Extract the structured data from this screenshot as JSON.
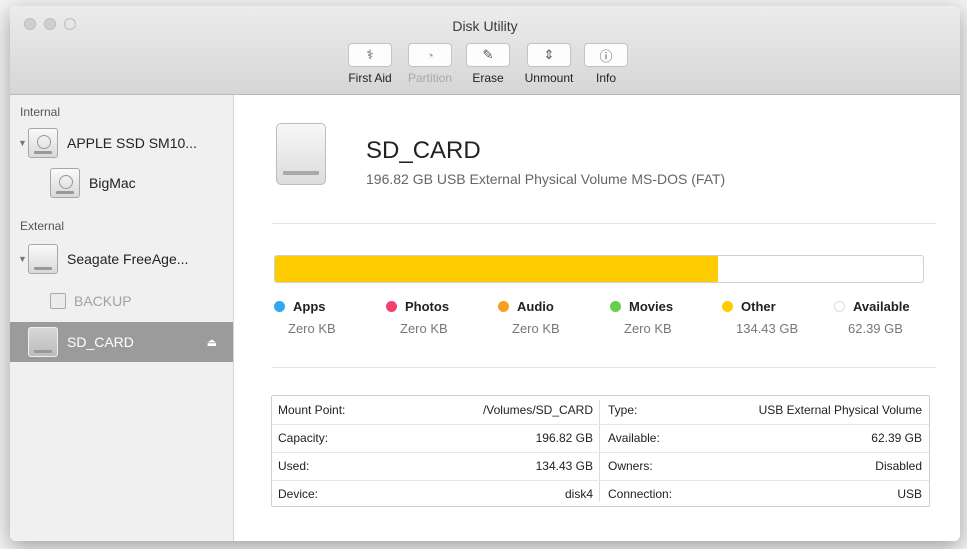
{
  "window": {
    "title": "Disk Utility"
  },
  "toolbar": {
    "buttons": [
      {
        "label": "First Aid",
        "icon": "stethoscope-icon",
        "glyph": "⚕",
        "enabled": true
      },
      {
        "label": "Partition",
        "icon": "partition-icon",
        "glyph": "◔",
        "enabled": false
      },
      {
        "label": "Erase",
        "icon": "erase-icon",
        "glyph": "✎",
        "enabled": true
      },
      {
        "label": "Unmount",
        "icon": "unmount-icon",
        "glyph": "⇕",
        "enabled": true
      },
      {
        "label": "Info",
        "icon": "info-icon",
        "glyph": "ⓘ",
        "enabled": true
      }
    ]
  },
  "sidebar": {
    "sections": [
      {
        "title": "Internal"
      },
      {
        "title": "External"
      }
    ],
    "items": [
      {
        "label": "APPLE SSD SM10...",
        "type": "disk",
        "expanded": true
      },
      {
        "label": "BigMac",
        "type": "volume"
      },
      {
        "label": "Seagate FreeAge...",
        "type": "disk",
        "expanded": true
      },
      {
        "label": "BACKUP",
        "type": "volume",
        "mounted": false
      },
      {
        "label": "SD_CARD",
        "type": "disk",
        "selected": true,
        "eject_icon": "eject-icon"
      }
    ]
  },
  "volume": {
    "name": "SD_CARD",
    "description": "196.82 GB USB External Physical Volume MS-DOS (FAT)",
    "usage": {
      "used_fraction": 0.683,
      "fill_color": "#fecc00",
      "legend": [
        {
          "name": "Apps",
          "value": "Zero KB",
          "color": "#2fa8f0"
        },
        {
          "name": "Photos",
          "value": "Zero KB",
          "color": "#f43f6c"
        },
        {
          "name": "Audio",
          "value": "Zero KB",
          "color": "#f7a01e"
        },
        {
          "name": "Movies",
          "value": "Zero KB",
          "color": "#67cf4a"
        },
        {
          "name": "Other",
          "value": "134.43 GB",
          "color": "#fecc00"
        },
        {
          "name": "Available",
          "value": "62.39 GB",
          "color": "#ffffff"
        }
      ]
    },
    "info_left": [
      {
        "label": "Mount Point:",
        "value": "/Volumes/SD_CARD"
      },
      {
        "label": "Capacity:",
        "value": "196.82 GB"
      },
      {
        "label": "Used:",
        "value": "134.43 GB"
      },
      {
        "label": "Device:",
        "value": "disk4"
      }
    ],
    "info_right": [
      {
        "label": "Type:",
        "value": "USB External Physical Volume"
      },
      {
        "label": "Available:",
        "value": "62.39 GB"
      },
      {
        "label": "Owners:",
        "value": "Disabled"
      },
      {
        "label": "Connection:",
        "value": "USB"
      }
    ]
  }
}
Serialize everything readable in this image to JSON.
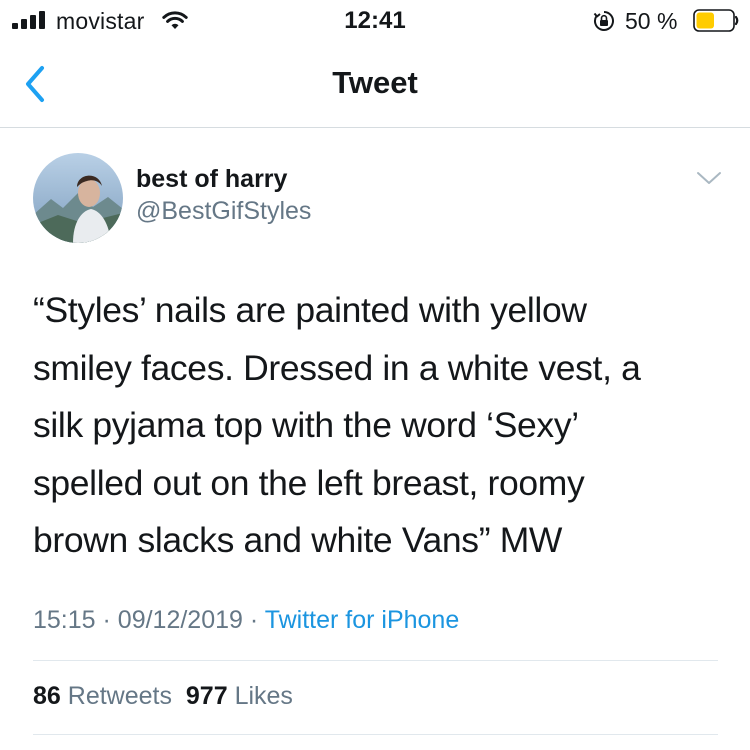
{
  "status_bar": {
    "carrier": "movistar",
    "time": "12:41",
    "battery_percent": "50 %",
    "battery_level": 0.5,
    "battery_color": "#ffcc00"
  },
  "nav": {
    "title": "Tweet",
    "back_icon": "chevron-left-icon",
    "accent_color": "#1da1f2"
  },
  "tweet": {
    "author": {
      "display_name": "best of harry",
      "handle": "@BestGifStyles"
    },
    "text_lines": [
      "“Styles’ nails are painted with yellow",
      "smiley faces. Dressed in a white vest, a",
      "silk pyjama top with the word ‘Sexy’",
      "spelled out on the left breast, roomy",
      "brown slacks and white Vans” MW"
    ],
    "time": "15:15",
    "date": "09/12/2019",
    "separator": "·",
    "source": "Twitter for iPhone",
    "retweets_count": "86",
    "retweets_label": "Retweets",
    "likes_count": "977",
    "likes_label": "Likes"
  }
}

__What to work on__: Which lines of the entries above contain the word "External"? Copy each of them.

__Answer box__:
        "title": "External"
    "description": "196.82 GB USB External Physical Volume MS-DOS (FAT)",
        "value": "USB External Physical Volume"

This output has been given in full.